* [Problem statement]
Using the data below, copy every line that contains the word "本地磁盘".

(Provided records)

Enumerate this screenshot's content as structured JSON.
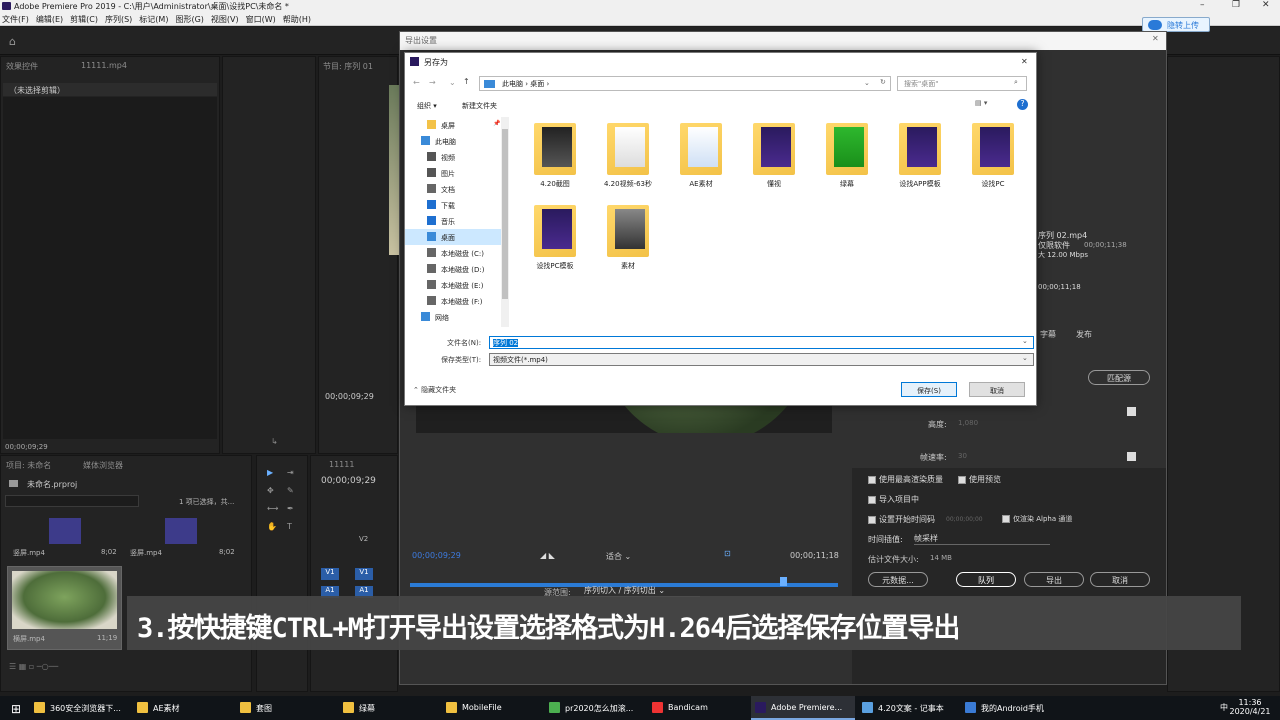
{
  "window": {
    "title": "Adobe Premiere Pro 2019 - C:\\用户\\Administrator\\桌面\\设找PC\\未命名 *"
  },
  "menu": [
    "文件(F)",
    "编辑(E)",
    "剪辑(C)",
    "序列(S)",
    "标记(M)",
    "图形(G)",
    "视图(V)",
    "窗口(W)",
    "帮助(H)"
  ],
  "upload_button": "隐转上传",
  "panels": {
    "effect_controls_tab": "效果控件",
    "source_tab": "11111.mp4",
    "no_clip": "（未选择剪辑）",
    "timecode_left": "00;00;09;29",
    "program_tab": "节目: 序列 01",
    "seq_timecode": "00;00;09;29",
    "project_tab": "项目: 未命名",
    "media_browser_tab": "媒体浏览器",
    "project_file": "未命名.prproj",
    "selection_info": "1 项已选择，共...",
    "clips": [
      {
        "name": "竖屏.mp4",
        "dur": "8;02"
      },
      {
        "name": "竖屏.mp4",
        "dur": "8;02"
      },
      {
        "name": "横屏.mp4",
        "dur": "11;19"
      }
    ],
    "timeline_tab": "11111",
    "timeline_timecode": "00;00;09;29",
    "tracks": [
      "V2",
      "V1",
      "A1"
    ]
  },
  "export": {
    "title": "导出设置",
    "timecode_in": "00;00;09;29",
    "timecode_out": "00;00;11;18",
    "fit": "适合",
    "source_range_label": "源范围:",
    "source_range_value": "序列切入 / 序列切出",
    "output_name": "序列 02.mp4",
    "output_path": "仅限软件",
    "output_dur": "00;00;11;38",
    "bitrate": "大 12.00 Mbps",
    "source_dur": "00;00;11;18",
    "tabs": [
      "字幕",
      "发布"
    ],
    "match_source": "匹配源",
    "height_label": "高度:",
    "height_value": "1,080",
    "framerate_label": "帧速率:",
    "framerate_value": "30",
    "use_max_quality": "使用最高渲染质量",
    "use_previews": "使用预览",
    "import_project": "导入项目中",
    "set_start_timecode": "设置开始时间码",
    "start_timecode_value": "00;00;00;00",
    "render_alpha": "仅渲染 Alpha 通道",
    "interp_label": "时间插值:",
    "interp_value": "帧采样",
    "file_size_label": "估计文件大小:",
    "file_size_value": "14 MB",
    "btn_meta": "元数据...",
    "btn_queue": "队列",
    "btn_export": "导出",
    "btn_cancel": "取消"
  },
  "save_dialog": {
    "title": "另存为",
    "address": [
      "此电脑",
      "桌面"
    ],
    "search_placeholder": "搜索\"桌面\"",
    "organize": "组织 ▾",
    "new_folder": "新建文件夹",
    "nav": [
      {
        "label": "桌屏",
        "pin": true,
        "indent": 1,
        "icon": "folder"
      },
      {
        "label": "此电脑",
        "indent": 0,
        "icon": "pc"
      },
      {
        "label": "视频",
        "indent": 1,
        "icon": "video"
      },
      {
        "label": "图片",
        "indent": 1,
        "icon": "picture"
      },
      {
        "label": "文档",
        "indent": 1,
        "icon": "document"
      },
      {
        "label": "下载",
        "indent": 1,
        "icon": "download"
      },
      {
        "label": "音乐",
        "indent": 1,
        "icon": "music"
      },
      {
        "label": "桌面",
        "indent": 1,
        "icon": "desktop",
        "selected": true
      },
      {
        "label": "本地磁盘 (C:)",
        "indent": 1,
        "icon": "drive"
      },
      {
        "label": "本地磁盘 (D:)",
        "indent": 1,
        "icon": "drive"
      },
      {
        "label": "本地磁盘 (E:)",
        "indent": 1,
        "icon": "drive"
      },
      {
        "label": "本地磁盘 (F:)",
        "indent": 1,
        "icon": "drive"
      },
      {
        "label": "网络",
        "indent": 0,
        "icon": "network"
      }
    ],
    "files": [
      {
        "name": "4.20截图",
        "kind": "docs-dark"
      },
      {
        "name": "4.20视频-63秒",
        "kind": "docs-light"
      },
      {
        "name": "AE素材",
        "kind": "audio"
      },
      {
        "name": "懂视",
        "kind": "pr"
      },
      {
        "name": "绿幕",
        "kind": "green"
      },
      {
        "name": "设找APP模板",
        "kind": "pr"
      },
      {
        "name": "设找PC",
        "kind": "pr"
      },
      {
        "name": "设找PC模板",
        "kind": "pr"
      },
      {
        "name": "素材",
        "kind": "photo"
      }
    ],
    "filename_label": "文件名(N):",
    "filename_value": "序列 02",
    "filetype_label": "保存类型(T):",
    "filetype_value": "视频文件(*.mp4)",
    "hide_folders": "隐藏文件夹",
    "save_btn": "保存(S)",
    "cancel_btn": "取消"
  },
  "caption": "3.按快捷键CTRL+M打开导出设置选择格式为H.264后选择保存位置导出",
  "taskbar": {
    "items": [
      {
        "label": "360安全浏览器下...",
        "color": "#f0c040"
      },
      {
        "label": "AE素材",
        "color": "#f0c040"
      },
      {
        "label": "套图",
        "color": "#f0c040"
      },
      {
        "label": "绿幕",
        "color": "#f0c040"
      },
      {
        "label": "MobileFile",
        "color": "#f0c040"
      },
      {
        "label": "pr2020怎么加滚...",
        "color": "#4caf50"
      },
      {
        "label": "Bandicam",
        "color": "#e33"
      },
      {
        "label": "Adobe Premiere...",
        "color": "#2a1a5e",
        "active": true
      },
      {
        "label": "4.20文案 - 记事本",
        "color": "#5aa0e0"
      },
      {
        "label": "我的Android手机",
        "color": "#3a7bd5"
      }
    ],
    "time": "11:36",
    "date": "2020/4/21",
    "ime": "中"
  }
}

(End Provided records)
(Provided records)

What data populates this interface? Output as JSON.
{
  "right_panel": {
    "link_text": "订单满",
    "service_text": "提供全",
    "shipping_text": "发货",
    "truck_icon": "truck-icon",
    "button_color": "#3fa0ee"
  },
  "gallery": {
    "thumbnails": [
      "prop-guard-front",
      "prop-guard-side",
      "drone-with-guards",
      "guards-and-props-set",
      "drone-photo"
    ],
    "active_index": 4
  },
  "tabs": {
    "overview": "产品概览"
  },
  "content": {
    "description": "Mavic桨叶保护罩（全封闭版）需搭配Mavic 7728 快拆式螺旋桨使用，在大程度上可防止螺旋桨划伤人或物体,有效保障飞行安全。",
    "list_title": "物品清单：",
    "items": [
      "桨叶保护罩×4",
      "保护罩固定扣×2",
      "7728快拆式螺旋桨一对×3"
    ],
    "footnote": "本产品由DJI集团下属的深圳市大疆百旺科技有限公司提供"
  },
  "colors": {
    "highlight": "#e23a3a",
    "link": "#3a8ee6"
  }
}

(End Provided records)

* [Reply]
        "label": "本地磁盘 (C:)",
        "label": "本地磁盘 (D:)",
        "label": "本地磁盘 (E:)",
        "label": "本地磁盘 (F:)",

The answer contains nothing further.